A nurse for 20 years and a psychiatric mental health nurse practitioner for 15, Dr. Kahn-John has spent most of her career working with the Indian Health Service on the Navajo Nation in Arizona. In 2005, she led efforts to establish the first inpatient adolescent psychiatric unit for American Indians on a reservation, where cultural wisdom and healing were integrated into the treatment model.
Dr. Kahn-John’s mentors from the UA College of Nursing include Dr. Terry Badger, professor and division director; Dr. Marylyn McEwen, professor and the Gladys E. Sorensen Endowed Professor for Diabetes Research and Education; and Dr. Thaddeus Pace, assistant professor. Additional mentors include Dr. Chiu-Hsieh (Paul) Hsu, associate professor in the Epidemiology and Biostatistics Department at the UA Mel and Enid Zuckerman College of Public Health, and Dr. Denise Saint-Arnault, associate professor at the University of Michigan School of Nursing.
About the University of Arizona College of Nursing

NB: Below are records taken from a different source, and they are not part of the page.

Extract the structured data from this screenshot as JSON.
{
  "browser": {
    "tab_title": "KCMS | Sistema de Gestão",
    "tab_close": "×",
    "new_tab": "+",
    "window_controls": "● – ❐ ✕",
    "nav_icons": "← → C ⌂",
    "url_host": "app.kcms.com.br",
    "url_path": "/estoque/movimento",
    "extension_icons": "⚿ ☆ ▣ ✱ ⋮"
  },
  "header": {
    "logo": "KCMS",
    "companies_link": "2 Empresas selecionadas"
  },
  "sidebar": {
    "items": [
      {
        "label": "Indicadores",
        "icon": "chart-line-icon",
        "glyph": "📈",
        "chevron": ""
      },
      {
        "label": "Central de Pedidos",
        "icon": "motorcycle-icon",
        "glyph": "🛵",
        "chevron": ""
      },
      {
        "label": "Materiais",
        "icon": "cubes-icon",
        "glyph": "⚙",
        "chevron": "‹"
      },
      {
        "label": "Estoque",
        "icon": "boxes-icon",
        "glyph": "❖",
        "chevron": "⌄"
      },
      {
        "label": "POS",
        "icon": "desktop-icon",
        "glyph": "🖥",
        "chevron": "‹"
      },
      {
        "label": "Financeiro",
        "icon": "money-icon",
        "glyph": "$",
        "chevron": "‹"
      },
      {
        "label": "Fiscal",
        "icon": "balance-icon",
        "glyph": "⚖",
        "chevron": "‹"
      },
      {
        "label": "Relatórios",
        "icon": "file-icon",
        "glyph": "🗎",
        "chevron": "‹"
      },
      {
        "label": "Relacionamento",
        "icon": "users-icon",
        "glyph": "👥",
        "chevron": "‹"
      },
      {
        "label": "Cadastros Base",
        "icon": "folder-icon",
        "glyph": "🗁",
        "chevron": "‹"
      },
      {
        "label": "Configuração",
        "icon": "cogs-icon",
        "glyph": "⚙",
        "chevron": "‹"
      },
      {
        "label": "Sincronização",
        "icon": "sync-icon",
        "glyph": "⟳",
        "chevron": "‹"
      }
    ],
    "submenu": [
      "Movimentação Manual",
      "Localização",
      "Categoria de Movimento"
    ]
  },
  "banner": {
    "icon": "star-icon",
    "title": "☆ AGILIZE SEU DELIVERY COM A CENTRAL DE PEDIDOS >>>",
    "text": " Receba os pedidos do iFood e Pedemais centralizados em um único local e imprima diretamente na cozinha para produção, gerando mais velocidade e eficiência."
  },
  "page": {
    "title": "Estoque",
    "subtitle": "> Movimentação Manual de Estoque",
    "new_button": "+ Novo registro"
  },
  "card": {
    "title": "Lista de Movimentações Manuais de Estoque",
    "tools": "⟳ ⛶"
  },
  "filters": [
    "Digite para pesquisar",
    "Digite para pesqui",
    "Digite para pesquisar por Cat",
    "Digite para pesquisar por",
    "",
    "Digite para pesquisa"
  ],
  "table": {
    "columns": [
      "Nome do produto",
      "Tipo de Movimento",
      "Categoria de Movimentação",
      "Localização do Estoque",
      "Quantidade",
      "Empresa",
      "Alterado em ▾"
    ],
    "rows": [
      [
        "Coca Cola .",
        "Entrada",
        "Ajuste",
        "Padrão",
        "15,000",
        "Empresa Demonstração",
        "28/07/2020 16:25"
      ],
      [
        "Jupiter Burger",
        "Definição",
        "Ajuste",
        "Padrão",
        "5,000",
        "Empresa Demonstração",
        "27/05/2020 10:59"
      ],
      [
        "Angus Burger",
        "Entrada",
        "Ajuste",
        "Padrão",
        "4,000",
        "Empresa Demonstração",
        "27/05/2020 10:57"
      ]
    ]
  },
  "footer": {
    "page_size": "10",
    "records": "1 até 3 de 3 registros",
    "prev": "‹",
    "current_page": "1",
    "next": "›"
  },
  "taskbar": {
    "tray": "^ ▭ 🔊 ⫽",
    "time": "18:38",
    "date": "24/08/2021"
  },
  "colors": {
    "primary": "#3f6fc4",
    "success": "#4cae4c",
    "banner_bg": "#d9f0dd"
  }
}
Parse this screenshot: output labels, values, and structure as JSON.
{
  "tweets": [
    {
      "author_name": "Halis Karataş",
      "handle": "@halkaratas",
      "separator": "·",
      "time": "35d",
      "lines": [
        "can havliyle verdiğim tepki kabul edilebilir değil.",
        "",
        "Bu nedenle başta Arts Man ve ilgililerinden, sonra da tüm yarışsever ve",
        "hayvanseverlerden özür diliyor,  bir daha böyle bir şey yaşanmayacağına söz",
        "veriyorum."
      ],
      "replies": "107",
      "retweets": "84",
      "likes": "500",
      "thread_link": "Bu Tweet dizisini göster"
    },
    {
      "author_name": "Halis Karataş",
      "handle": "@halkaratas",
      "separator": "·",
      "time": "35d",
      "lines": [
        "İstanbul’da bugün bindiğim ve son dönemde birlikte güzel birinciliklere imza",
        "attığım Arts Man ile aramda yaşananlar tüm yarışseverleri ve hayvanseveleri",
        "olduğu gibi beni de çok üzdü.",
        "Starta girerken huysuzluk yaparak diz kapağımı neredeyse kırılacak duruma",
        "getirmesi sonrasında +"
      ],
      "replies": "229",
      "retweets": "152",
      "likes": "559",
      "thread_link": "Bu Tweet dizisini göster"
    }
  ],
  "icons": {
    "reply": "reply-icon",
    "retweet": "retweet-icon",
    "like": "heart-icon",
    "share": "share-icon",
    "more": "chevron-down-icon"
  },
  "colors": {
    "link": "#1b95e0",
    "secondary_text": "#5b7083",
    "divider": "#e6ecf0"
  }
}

Faculty at the University of Arizona College of Nursing envision, engage and innovate in education, research and practice to help people of all ages optimize health in the context of major life transitions, illnesses, injuries, symptoms and disabilities. Established in 1957, the college ranks among the top nursing programs in the United States. For more information: www.nursing.arizona.edu